* **Record extracts**

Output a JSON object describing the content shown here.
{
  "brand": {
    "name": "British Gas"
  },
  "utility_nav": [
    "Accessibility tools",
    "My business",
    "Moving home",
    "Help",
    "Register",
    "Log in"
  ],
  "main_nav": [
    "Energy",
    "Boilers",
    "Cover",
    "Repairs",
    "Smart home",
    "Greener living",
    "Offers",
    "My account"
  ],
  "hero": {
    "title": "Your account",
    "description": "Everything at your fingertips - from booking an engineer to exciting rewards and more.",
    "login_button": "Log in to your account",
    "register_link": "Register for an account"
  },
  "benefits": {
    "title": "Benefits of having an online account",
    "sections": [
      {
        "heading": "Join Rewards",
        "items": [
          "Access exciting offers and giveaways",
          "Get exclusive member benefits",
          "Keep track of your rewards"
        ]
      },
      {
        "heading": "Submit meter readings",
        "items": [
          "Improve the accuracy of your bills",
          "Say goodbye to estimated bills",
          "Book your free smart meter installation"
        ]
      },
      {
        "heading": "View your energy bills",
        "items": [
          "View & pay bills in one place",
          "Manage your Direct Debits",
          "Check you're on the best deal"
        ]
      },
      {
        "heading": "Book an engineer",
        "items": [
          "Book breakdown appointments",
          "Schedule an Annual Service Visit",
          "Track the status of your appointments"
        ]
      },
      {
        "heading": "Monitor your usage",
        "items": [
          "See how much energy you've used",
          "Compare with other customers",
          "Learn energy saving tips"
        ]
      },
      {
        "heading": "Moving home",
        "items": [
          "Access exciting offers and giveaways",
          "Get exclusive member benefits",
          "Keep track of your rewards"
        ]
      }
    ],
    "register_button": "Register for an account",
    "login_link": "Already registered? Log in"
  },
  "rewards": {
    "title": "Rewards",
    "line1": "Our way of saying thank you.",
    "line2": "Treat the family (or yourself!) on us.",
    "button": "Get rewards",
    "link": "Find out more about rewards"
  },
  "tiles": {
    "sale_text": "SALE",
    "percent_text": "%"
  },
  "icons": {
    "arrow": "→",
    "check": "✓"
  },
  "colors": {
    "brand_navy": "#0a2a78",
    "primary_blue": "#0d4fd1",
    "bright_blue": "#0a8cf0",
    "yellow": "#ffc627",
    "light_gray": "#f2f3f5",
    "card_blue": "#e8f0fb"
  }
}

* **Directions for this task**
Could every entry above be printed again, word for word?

* **Reply**
Output a JSON object describing the content shown here.
{
  "brand": {
    "name": "British Gas"
  },
  "utility_nav": [
    "Accessibility tools",
    "My business",
    "Moving home",
    "Help",
    "Register",
    "Log in"
  ],
  "main_nav": [
    "Energy",
    "Boilers",
    "Cover",
    "Repairs",
    "Smart home",
    "Greener living",
    "Offers",
    "My account"
  ],
  "hero": {
    "title": "Your account",
    "description": "Everything at your fingertips - from booking an engineer to exciting rewards and more.",
    "login_button": "Log in to your account",
    "register_link": "Register for an account"
  },
  "benefits": {
    "title": "Benefits of having an online account",
    "sections": [
      {
        "heading": "Join Rewards",
        "items": [
          "Access exciting offers and giveaways",
          "Get exclusive member benefits",
          "Keep track of your rewards"
        ]
      },
      {
        "heading": "Submit meter readings",
        "items": [
          "Improve the accuracy of your bills",
          "Say goodbye to estimated bills",
          "Book your free smart meter installation"
        ]
      },
      {
        "heading": "View your energy bills",
        "items": [
          "View & pay bills in one place",
          "Manage your Direct Debits",
          "Check you're on the best deal"
        ]
      },
      {
        "heading": "Book an engineer",
        "items": [
          "Book breakdown appointments",
          "Schedule an Annual Service Visit",
          "Track the status of your appointments"
        ]
      },
      {
        "heading": "Monitor your usage",
        "items": [
          "See how much energy you've used",
          "Compare with other customers",
          "Learn energy saving tips"
        ]
      },
      {
        "heading": "Moving home",
        "items": [
          "Access exciting offers and giveaways",
          "Get exclusive member benefits",
          "Keep track of your rewards"
        ]
      }
    ],
    "register_button": "Register for an account",
    "login_link": "Already registered? Log in"
  },
  "rewards": {
    "title": "Rewards",
    "line1": "Our way of saying thank you.",
    "line2": "Treat the family (or yourself!) on us.",
    "button": "Get rewards",
    "link": "Find out more about rewards"
  },
  "tiles": {
    "sale_text": "SALE",
    "percent_text": "%"
  },
  "icons": {
    "arrow": "→",
    "check": "✓"
  },
  "colors": {
    "brand_navy": "#0a2a78",
    "primary_blue": "#0d4fd1",
    "bright_blue": "#0a8cf0",
    "yellow": "#ffc627",
    "light_gray": "#f2f3f5",
    "card_blue": "#e8f0fb"
  }
}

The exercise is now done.